Venitia's husbands' eyes were blinking rapidly. He might have thought they would let him go back and get killed by the gang, but it seemed that the old man had other lessons to teach. He stayed very still and prayed to some forgotten God that he could live and maybe see his own family again. Out of the corner of his eye, he could see the cooling body of the farm father that he had unthinkingly killed. Why should God or anyone here be particularly merciful?
“This man killed your daddy so he could hurt your mama and your sister. Your daddy would have shot him to keep it from happenin'.” The old man laid a finger over the boy's that stretched to feel the trigger. “You're gonna finish what your daddy was runnin' back to do.”
The boy's mother wailed and the woman beside her redoubled her hard expression as she pulled the mother close. “Hard day to become a man. We'll take you home with us.” the older women whispered as the shot was fired and the gang member slumped dead to the ground.
When the corporate man came to investigate the signals from the tractor that it had run out of chemicals and had stalled beyond the programically acceptable timing, there was nothing to see. No one was at the farm house or the barns and the tractor was powered down in the middle of the bean field. Corporate heads in Chicago shrugged as many families just up and left the fields without giving any notice.

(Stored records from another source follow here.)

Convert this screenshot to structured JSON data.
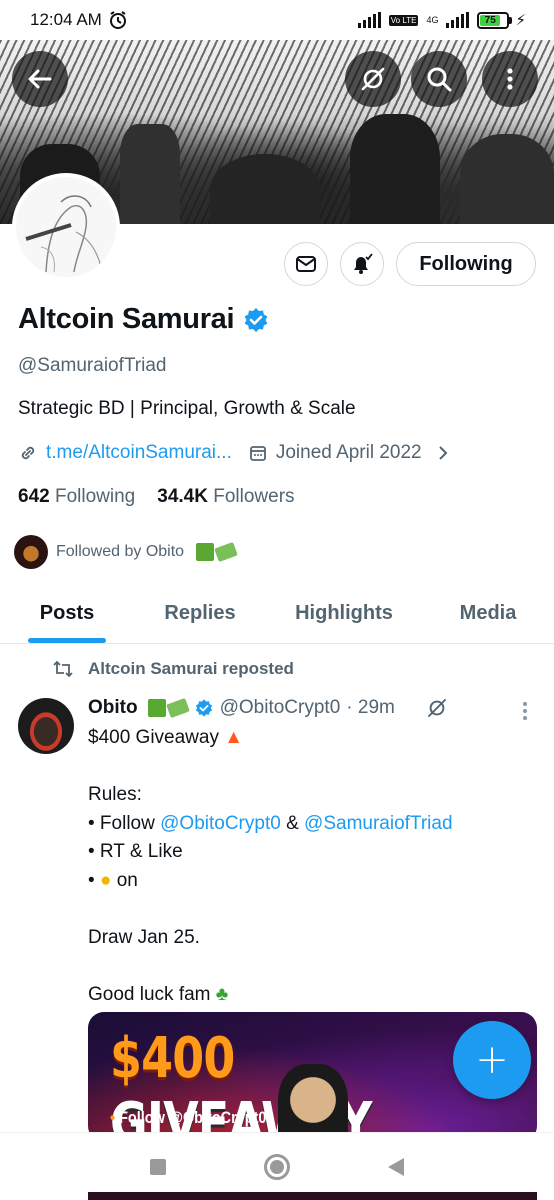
{
  "status_bar": {
    "time": "12:04 AM",
    "volte": "Vo LTE",
    "network": "4G",
    "battery": "75"
  },
  "header": {
    "back_icon": "arrow-left-icon",
    "grok_icon": "grok-icon",
    "search_icon": "search-icon",
    "more_icon": "more-vertical-icon"
  },
  "profile": {
    "display_name": "Altcoin Samurai",
    "verified": true,
    "handle": "@SamuraiofTriad",
    "bio": "Strategic BD | Principal, Growth & Scale",
    "link": "t.me/AltcoinSamurai...",
    "joined": "Joined April 2022",
    "following_count": "642",
    "following_label": "Following",
    "followers_count": "34.4K",
    "followers_label": "Followers",
    "followed_by": "Followed by Obito",
    "follow_button": "Following"
  },
  "tabs": [
    {
      "label": "Posts",
      "active": true
    },
    {
      "label": "Replies",
      "active": false
    },
    {
      "label": "Highlights",
      "active": false
    },
    {
      "label": "Media",
      "active": false
    }
  ],
  "tweet": {
    "repost_label": "Altcoin Samurai reposted",
    "author_name": "Obito",
    "author_handle": "@ObitoCrypt0",
    "time": "· 29m",
    "line1": "$400 Giveaway",
    "line2": "Rules:",
    "rule1_prefix": "• Follow",
    "rule1_mention1": "@ObitoCrypt0",
    "rule1_amp": "&",
    "rule1_mention2": "@SamuraiofTriad",
    "rule2": "• RT & Like",
    "rule3_prefix": "•",
    "rule3_suffix": "on",
    "line_draw": "Draw Jan 25.",
    "line_luck": "Good luck fam",
    "media": {
      "amount": "$400",
      "title": "GIVEAWAY",
      "subtitle": "Follow @ObitoCrypt0"
    }
  },
  "colors": {
    "accent": "#1d9bf0",
    "text_primary": "#0f1419",
    "text_secondary": "#536471"
  }
}
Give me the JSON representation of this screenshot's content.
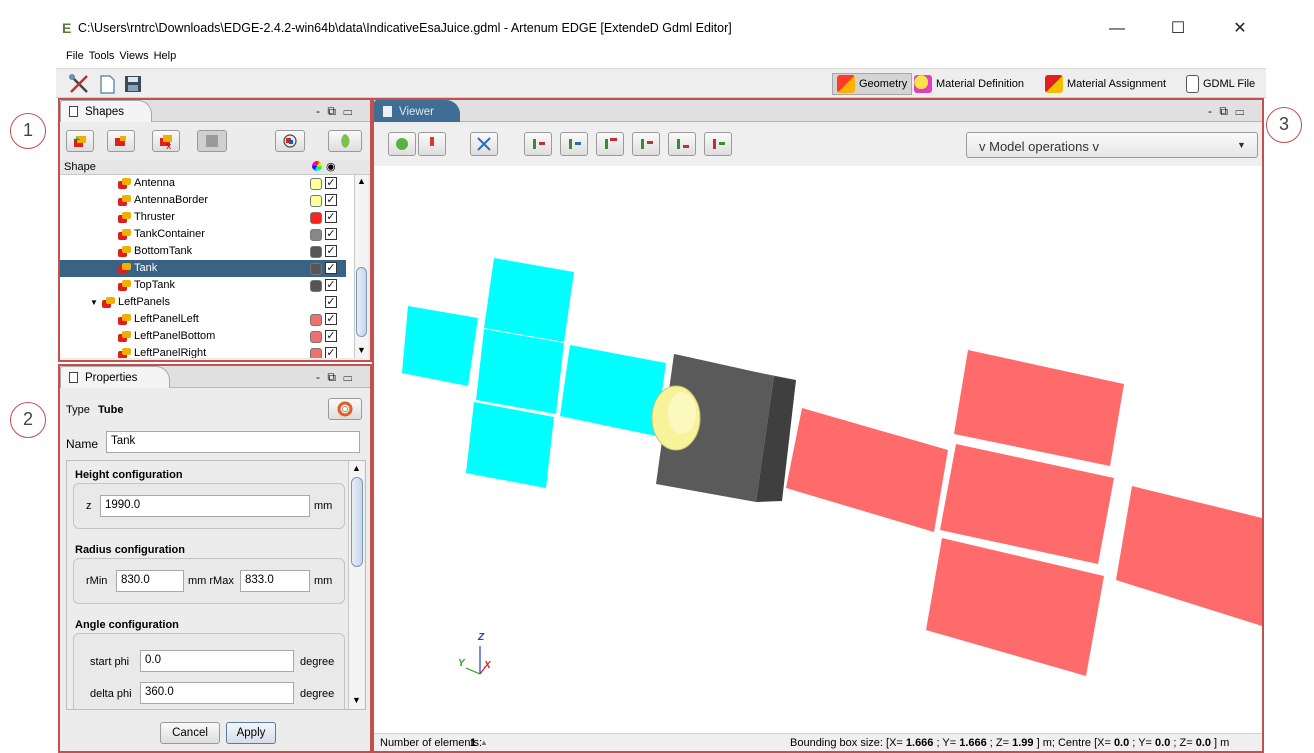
{
  "window": {
    "title": "C:\\Users\\rntrc\\Downloads\\EDGE-2.4.2-win64b\\data\\IndicativeEsaJuice.gdml - Artenum EDGE [ExtendeD Gdml Editor]",
    "logo_glyph": "E",
    "minimize": "—",
    "maximize": "☐",
    "close": "✕"
  },
  "menu": [
    "File",
    "Tools",
    "Views",
    "Help"
  ],
  "modes": {
    "geometry": "Geometry",
    "material_definition": "Material Definition",
    "material_assignment": "Material Assignment",
    "gdml_file": "GDML File"
  },
  "callouts": [
    "1",
    "2",
    "3"
  ],
  "shapes_panel": {
    "tab_label": "Shapes",
    "header_col": "Shape",
    "controls": "- ⧉ ▭",
    "rows": [
      {
        "label": "Antenna",
        "indent": 3,
        "color": "#ffff99",
        "checked": true,
        "selected": false
      },
      {
        "label": "AntennaBorder",
        "indent": 3,
        "color": "#ffff99",
        "checked": true,
        "selected": false
      },
      {
        "label": "Thruster",
        "indent": 3,
        "color": "#ff2020",
        "checked": true,
        "selected": false
      },
      {
        "label": "TankContainer",
        "indent": 3,
        "color": "#888888",
        "checked": true,
        "selected": false
      },
      {
        "label": "BottomTank",
        "indent": 3,
        "color": "#555555",
        "checked": true,
        "selected": false
      },
      {
        "label": "Tank",
        "indent": 3,
        "color": "#555555",
        "checked": true,
        "selected": true
      },
      {
        "label": "TopTank",
        "indent": 3,
        "color": "#555555",
        "checked": true,
        "selected": false
      },
      {
        "label": "LeftPanels",
        "indent": 2,
        "color": "",
        "checked": true,
        "selected": false,
        "expander": "▼"
      },
      {
        "label": "LeftPanelLeft",
        "indent": 3,
        "color": "#f07070",
        "checked": true,
        "selected": false
      },
      {
        "label": "LeftPanelBottom",
        "indent": 3,
        "color": "#f07070",
        "checked": true,
        "selected": false
      },
      {
        "label": "LeftPanelRight",
        "indent": 3,
        "color": "#f07070",
        "checked": true,
        "selected": false
      }
    ]
  },
  "properties_panel": {
    "tab_label": "Properties",
    "controls": "- ⧉ ▭",
    "type_label": "Type",
    "type_value": "Tube",
    "name_label": "Name",
    "name_value": "Tank",
    "height": {
      "title": "Height configuration",
      "z_label": "z",
      "z_value": "1990.0",
      "unit": "mm"
    },
    "radius": {
      "title": "Radius configuration",
      "rmin_label": "rMin",
      "rmin_value": "830.0",
      "mid_label": "mm rMax",
      "rmax_value": "833.0",
      "unit": "mm"
    },
    "angle": {
      "title": "Angle configuration",
      "start_label": "start phi",
      "start_value": "0.0",
      "delta_label": "delta phi",
      "delta_value": "360.0",
      "unit": "degree"
    },
    "cancel": "Cancel",
    "apply": "Apply"
  },
  "viewer_panel": {
    "tab_label": "Viewer",
    "controls": "- ⧉ ▭",
    "model_ops": "v Model operations v",
    "status_left_label": "Number of elements:",
    "status_left_value": "1",
    "status_left_arrow": "▲",
    "status_right": {
      "p1": "Bounding box size: [X= ",
      "x": "1.666",
      "p2": " ; Y= ",
      "y": "1.666",
      "p3": " ; Z= ",
      "z": "1.99",
      "p4": " ] m;  Centre [X= ",
      "cx": "0.0",
      "p5": " ; Y= ",
      "cy": "0.0",
      "p6": " ; Z= ",
      "cz": "0.0",
      "p7": " ] m"
    },
    "axes": {
      "z": "Z",
      "y": "Y",
      "x": "X"
    }
  },
  "colors": {
    "frame": "#c2504f",
    "selection": "#3a6285",
    "cyan_panel": "#00ffff",
    "red_panel": "#ff6b6b",
    "body": "#5a5a5a",
    "antenna": "#ffff99"
  }
}
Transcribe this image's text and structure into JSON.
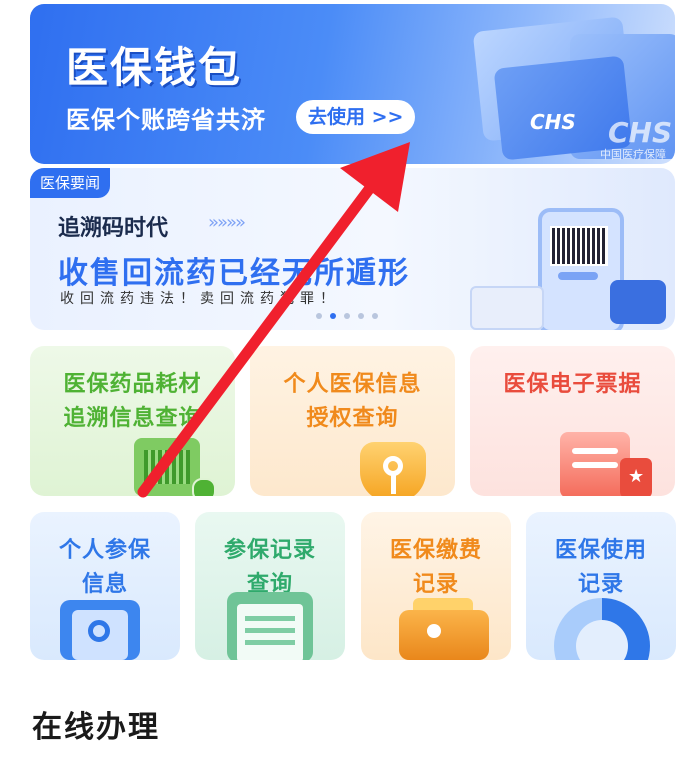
{
  "wallet": {
    "title": "医保钱包",
    "subtitle": "医保个账跨省共济",
    "button": "去使用 >>",
    "card_brand": "CHS",
    "card_brand_sub": "中国医疗保障"
  },
  "news": {
    "tag": "医保要闻",
    "headline": "追溯码时代",
    "arrows": "»»»»",
    "main": "收售回流药已经无所遁形",
    "slogan": "收回流药违法！卖回流药犯罪！",
    "active_dot": 1,
    "dot_count": 5
  },
  "services_row1": [
    {
      "label": "医保药品耗材\n追溯信息查询",
      "icon": "barcode-scan-icon"
    },
    {
      "label": "个人医保信息\n授权查询",
      "icon": "key-shield-icon"
    },
    {
      "label": "医保电子票据",
      "icon": "receipt-icon"
    }
  ],
  "services_row2": [
    {
      "label": "个人参保\n信息",
      "icon": "person-search-icon"
    },
    {
      "label": "参保记录\n查询",
      "icon": "clipboard-icon"
    },
    {
      "label": "医保缴费\n记录",
      "icon": "wallet-icon"
    },
    {
      "label": "医保使用\n记录",
      "icon": "donut-chart-icon"
    }
  ],
  "section": {
    "title": "在线办理"
  },
  "colors": {
    "brand_blue": "#2f6ff0",
    "annotation_arrow": "#f0202d"
  }
}
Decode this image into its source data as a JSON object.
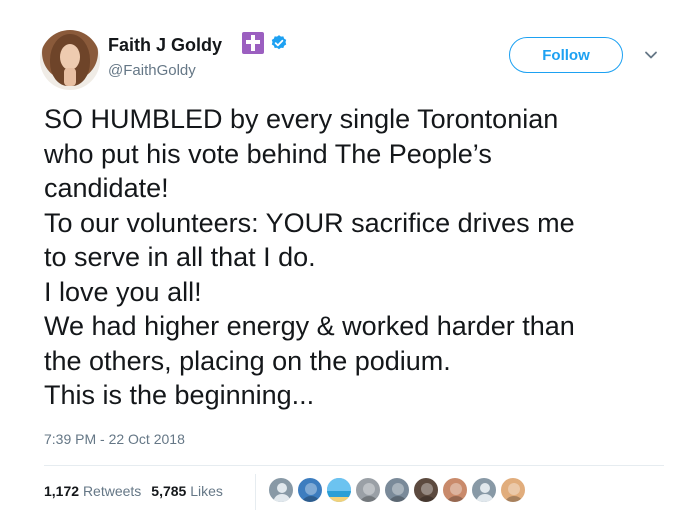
{
  "user": {
    "name": "Faith J Goldy",
    "handle": "@FaithGoldy"
  },
  "follow_label": "Follow",
  "tweet_lines": [
    "SO HUMBLED by every single Torontonian",
    "who put his vote behind The People’s",
    "candidate!",
    "To our volunteers: YOUR sacrifice drives me",
    "to serve in all that I do.",
    "I love you all!",
    "We had higher energy & worked harder than",
    "the others, placing on the podium.",
    "This is the beginning..."
  ],
  "timestamp": "7:39 PM - 22 Oct 2018",
  "stats": {
    "retweets_count": "1,172",
    "retweets_label": "Retweets",
    "likes_count": "5,785",
    "likes_label": "Likes"
  },
  "icons": {
    "cross_badge": "cross-icon",
    "verified": "verified-icon",
    "caret": "chevron-down-icon"
  },
  "colors": {
    "accent": "#1da1f2",
    "muted": "#657786",
    "text": "#14171a",
    "cross_badge": "#9b5fc0"
  },
  "liker_avatars": [
    {
      "name": "liker-avatar-1",
      "bg": "#8899a6",
      "style": "default"
    },
    {
      "name": "liker-avatar-2",
      "bg": "#3d7dbf",
      "style": "photo"
    },
    {
      "name": "liker-avatar-3",
      "bg": "#5aa9e6",
      "style": "beach"
    },
    {
      "name": "liker-avatar-4",
      "bg": "#9aa0a6",
      "style": "photo"
    },
    {
      "name": "liker-avatar-5",
      "bg": "#7a8a99",
      "style": "photo"
    },
    {
      "name": "liker-avatar-6",
      "bg": "#5c4a3f",
      "style": "photo"
    },
    {
      "name": "liker-avatar-7",
      "bg": "#c98a6b",
      "style": "photo"
    },
    {
      "name": "liker-avatar-8",
      "bg": "#8899a6",
      "style": "default"
    },
    {
      "name": "liker-avatar-9",
      "bg": "#e1ad7c",
      "style": "photo"
    }
  ]
}
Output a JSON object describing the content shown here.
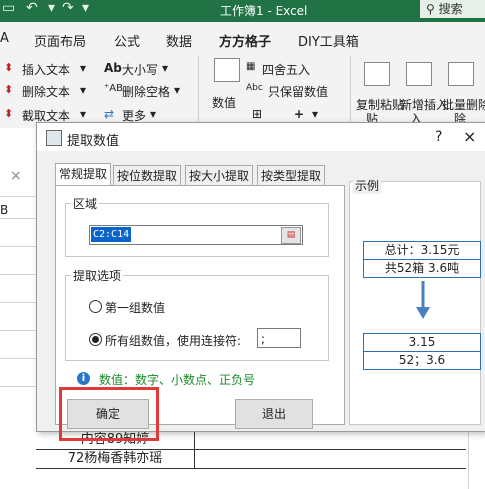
{
  "titlebar": {
    "title": "工作簿1 - Excel",
    "search": "搜索"
  },
  "menu": {
    "items": [
      "A",
      "页面布局",
      "公式",
      "数据",
      "方方格子",
      "DIY工具箱"
    ]
  },
  "ribbon": {
    "insert_text": "插入文本",
    "delete_text": "删除文本",
    "truncate_text": "截取文本",
    "case": "大小写",
    "delete_space": "删除空格",
    "more": "更多",
    "numeric": "数值",
    "rounding": "四舍五入",
    "keep_formula": "只保留数值",
    "copy_paste": "复制粘贴",
    "add_insert": "新增插入",
    "batch_delete": "批量删除",
    "paste_sub": "贴",
    "insert_sub": "入",
    "delete_sub": "除"
  },
  "sheet": {
    "col_b": "B",
    "row1": "内容89知婷",
    "row2": "72杨梅香韩亦瑶",
    "close_x": "×"
  },
  "dialog": {
    "title": "提取数值",
    "help": "?",
    "close": "×",
    "tabs": [
      "常规提取",
      "按位数提取",
      "按大小提取",
      "按类型提取"
    ],
    "range_label": "区域",
    "range_value": "C2:C14",
    "options_label": "提取选项",
    "option_first": "第一组数值",
    "option_all": "所有组数值，使用连接符:",
    "separator": ";",
    "info": "数值：数字、小数点、正负号",
    "ok": "确定",
    "cancel": "退出",
    "example_label": "示例",
    "example_input": [
      "总计：3.15元",
      "共52箱 3.6吨"
    ],
    "example_output": [
      "3.15",
      "52；3.6"
    ]
  },
  "colors": {
    "excel_green": "#217346",
    "highlight_red": "#e03a3a",
    "example_blue": "#2d6fb5"
  }
}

There was always another farm family, starved for the work they thought they understood, to take over the place.